Medical Device Daily National Editor
NanoMedical Systems (NMS; Austin, Texas), a startup company co-founded by Mauro Ferrari, PhD, of the University of Texas Health Science Center at Houston (UTHSC-Houston), reported receiving a $3.5 million Commercialization Award through the Texas Emerging Technology Fund (ETF).
NMS is developing an invention of Ferrari's, an under-the-skin drug delivery system intended to improve the effectiveness of anti-cancer agents and other medications. Ferrari is deputy chairman of the Department of Biomedical Engineering, a joint venture between UTHSC-Houston, the University of Texas at Austin and the University of Texas M. D. Anderson Cancer Center (Houston).
Called a Personalized Molecular Drug-Delivery System (PMDS), the device is being designed with thousands of "nano-channels" which control the release of medicine into the bloodstream over a period of weeks or months.
Ferrari told Medical Device Daily that the strategy is to deliver drugs "in such a way that you will get efficacy, but with a great reduction in the side effects."
As the opposite comparative example, he noted the use of interferon, "a great drug, but every time you get a shot of it you feel sick, like a dog," and these shots are often given two to three per week. The result, he noted, is reduced quality of life and often the abandoning of therapy by the patient.
Besides minimizing side effects, he said that the PMDS will provide "lower amounts [of drug] for a longer period of time," improving their benefit. A key application, he said, would be treatment of prostate cancer, with the PMDS intended to "keep the cancer in check for a long time [with drugs] in very small amounts."
The device's "architecture," he said, consists of the device's nano-channels matched to the basic molecule size of the drug and so controlling the rate of "transport," that is, delivery.
The PMDS can be implanted with just a quarter-inch incision in an office setting, Ferrari said.
Randy Goodall, company CEO and co-founder, told MDD that NMS was launched last year with $4.2 million in angel funding. The ETF grant might take the company through clinical trials, with the company matching the device with an approved drug – "that we're not going to name right now," Goodall said – and, to speed approval, not requiring any reformulation.
The company's R&D activities over the next year will include further design and testing of the device's chip and capsule, animal studies and regulatory applications to the FDA. The company will likely need additional funding, he said, to ramp up commercialization.
NMS was one of six companies that received the ETF awards, announced by Texas Gov. Rick Perry last month.
Wayne Roberts, associate VP for public policy at the UTHSC-Houston, said he believed that the $3.5 million grant is the largest commercialization award to a private company in collaboration with a university for product development awarded from the emerging technology fund to date.

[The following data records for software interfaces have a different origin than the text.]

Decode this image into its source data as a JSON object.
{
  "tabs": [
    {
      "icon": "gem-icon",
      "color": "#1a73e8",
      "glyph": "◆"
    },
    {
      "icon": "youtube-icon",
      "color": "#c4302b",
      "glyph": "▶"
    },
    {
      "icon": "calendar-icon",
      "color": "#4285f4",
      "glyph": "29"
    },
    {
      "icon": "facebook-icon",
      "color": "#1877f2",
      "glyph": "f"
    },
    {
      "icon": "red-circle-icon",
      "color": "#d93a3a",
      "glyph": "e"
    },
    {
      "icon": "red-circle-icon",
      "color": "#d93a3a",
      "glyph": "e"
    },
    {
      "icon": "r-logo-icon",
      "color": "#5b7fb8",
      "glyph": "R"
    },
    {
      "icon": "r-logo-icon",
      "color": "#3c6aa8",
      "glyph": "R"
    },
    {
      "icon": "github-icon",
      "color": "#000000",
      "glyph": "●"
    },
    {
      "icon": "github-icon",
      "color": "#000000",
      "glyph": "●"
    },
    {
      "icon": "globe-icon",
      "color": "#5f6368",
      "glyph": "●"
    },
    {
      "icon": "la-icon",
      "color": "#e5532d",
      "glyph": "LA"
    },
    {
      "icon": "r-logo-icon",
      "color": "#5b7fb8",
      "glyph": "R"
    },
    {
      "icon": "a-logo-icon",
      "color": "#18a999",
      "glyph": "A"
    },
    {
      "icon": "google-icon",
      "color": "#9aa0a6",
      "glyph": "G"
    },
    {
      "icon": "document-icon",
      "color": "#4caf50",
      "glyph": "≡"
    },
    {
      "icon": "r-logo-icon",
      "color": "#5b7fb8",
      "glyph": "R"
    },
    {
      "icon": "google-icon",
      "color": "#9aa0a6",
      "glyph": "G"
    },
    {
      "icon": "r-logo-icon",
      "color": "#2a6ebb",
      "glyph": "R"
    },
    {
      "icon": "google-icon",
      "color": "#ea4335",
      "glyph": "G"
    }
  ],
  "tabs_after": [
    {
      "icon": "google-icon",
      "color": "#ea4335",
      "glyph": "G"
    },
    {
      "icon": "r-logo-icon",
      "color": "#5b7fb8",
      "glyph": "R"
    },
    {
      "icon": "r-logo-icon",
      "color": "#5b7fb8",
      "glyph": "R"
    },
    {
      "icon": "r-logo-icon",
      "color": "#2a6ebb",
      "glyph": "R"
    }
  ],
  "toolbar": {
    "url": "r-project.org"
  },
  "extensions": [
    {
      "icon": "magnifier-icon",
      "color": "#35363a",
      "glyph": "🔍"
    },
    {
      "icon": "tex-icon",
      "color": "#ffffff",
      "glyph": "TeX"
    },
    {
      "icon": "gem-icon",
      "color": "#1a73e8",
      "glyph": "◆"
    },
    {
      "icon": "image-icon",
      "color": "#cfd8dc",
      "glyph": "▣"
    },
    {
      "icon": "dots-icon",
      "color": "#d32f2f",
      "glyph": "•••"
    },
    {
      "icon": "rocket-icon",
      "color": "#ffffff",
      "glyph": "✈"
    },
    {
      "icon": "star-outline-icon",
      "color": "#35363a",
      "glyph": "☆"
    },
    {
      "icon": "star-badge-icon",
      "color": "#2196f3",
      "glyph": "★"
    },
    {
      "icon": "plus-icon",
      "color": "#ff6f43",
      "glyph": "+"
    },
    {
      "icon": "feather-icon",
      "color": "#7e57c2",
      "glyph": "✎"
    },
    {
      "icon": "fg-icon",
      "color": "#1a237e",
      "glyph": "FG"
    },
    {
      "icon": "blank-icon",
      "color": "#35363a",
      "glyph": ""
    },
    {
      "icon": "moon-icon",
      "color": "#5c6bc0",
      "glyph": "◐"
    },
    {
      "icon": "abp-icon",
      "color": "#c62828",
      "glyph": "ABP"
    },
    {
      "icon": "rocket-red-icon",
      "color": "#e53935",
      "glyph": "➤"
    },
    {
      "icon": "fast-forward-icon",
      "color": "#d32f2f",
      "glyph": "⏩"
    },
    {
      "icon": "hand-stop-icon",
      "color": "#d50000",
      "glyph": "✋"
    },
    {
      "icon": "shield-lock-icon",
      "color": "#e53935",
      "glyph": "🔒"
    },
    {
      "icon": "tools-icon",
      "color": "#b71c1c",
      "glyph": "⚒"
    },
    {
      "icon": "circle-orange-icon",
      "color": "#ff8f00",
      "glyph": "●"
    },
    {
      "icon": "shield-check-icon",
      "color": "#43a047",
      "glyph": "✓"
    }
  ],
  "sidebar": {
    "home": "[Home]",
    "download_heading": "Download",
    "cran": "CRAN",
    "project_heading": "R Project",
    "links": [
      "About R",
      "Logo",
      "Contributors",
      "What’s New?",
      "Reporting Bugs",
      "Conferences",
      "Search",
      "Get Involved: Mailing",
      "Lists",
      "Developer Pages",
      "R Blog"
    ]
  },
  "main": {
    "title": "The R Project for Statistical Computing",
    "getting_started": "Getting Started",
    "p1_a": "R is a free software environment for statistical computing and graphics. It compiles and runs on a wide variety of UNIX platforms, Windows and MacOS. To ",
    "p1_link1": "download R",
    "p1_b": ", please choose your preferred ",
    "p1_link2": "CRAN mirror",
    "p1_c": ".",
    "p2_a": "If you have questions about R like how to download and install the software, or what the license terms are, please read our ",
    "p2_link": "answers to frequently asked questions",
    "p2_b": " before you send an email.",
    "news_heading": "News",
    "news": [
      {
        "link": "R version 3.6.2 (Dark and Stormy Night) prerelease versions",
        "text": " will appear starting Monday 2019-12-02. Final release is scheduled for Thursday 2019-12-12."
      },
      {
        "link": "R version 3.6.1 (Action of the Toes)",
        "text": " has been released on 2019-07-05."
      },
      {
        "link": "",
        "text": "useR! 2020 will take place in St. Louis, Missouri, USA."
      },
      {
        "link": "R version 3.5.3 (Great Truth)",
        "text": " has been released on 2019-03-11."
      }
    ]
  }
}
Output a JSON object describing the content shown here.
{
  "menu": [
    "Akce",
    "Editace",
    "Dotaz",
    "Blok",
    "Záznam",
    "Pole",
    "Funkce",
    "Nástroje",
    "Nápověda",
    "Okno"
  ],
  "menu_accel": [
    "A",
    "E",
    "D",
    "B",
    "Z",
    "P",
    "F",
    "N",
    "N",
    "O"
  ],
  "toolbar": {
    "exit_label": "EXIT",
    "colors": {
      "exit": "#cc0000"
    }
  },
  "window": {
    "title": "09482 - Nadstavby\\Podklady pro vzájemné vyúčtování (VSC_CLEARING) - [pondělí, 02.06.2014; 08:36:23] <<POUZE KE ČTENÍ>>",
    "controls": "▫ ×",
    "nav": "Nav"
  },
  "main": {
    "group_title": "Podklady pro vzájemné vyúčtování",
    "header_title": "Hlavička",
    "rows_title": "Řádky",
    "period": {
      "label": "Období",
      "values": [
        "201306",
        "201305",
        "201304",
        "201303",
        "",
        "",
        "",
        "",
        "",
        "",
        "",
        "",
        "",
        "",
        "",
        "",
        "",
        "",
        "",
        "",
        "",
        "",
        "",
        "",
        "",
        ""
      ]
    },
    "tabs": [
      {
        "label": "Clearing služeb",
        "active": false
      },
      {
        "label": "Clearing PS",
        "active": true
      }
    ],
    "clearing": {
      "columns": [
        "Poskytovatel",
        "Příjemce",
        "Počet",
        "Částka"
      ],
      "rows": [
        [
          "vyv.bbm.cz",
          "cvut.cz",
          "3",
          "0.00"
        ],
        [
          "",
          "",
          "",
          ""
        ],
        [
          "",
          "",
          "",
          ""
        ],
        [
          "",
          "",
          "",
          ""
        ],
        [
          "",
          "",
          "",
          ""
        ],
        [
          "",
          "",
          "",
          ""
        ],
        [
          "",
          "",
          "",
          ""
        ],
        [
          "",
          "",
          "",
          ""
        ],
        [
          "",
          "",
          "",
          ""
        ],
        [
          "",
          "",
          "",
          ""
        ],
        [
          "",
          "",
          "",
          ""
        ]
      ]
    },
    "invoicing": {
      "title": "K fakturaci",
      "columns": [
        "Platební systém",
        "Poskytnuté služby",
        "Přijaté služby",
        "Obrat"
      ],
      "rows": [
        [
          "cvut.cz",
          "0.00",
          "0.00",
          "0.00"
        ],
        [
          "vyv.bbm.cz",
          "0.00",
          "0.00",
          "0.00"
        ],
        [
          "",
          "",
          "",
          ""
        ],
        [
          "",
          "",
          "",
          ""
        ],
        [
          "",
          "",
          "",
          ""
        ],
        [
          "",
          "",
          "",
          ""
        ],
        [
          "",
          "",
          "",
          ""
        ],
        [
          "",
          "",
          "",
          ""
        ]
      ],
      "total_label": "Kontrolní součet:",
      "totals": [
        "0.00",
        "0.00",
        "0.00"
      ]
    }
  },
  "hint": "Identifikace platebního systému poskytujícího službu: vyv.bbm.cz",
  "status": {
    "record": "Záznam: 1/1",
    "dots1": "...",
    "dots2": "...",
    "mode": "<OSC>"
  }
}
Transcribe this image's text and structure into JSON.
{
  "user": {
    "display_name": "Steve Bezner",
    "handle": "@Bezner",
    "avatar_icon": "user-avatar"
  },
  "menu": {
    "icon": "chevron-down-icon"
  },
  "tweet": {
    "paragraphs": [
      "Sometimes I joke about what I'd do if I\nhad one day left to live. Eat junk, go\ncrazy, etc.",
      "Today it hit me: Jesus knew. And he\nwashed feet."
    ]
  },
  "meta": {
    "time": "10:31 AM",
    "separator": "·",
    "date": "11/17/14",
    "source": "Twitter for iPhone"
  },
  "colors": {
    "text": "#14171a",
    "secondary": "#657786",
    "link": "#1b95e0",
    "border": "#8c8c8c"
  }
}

The ETF, a $300 million initiative created by the State of Texas, also offers Research Superiority Acquisition Awards designed to bring, the fund said, "the best and brightest researchers in the world to Texas."
Ferrari was recipient of a $2.5 million Research Superiority Award in 2006. Besides various prestigious university appointments and affiliations, he is president of the Alliance for NanoHealth (Houston).
In other grant news, EpiVax (Providence, Rhode Island), a company in the field of computational immunology, reported that it has received a grant from the National Institute of Allergy and Infectious Diseases (NIAID), a unit of the National Institutes of Health (NIH), to optimize delivery of an HIV vaccine.
NIAID will provide EpiVax with $390,000 over two years for the proposed research.
Using the grant funding from the NIH, EpiVax will develop a pro-inflammatory and non-tolerogenic HIV vaccine delivery system based on the dendritic cell targeting anti-DEC-205 antibody.
The success of anti-DEC-205 as a vaccine carrier is dependent on co-administration of non-specific dendritic cell maturation factors such as CD40-ligand. In their absence, anti-DEC-205 induces antigen-specific tolerance rather than immunity.
EpiVax believes that regulatory T-cell epitopes contained in anti-DEC-205 promote a tolerogenic reaction that is only overcome through the coadministration of clinically dangerous or untested non-specific immuno-stimulators. This idea is based on its discovery of a set of natural regulatory T-cell epitopes derived from human immunoglobulins that induce tolerance by stimulating regulatory T cells.
EpiVax said it already has verified experimentally that these epitopes cause antigen-specific expansion of regulatory T cells and suppress inflammatory immune responses.
The NIH award will enable EpiVax to develop a modified pro-inflammatory and non-tolerogenic anti-DEC-205 antibody. Modification of regulatory T-cell epitopes is expected to significantly diminish tolerogenicity, enabling use of anti-DEC-205 as a stand-alone HIV antigen delivery system that obviates the dangers associated with non-specific activation of the immune system.
Epitope modification is an immunomodulatory approach EpiVax previously developed to reduce immunogenicity of protein therapeutics. Here, EpiVax will substitute key amino acids in the regulatory T-cell epitopes with those that are experimentally shown to interfere with MHC binding to reduce tolerogenicity.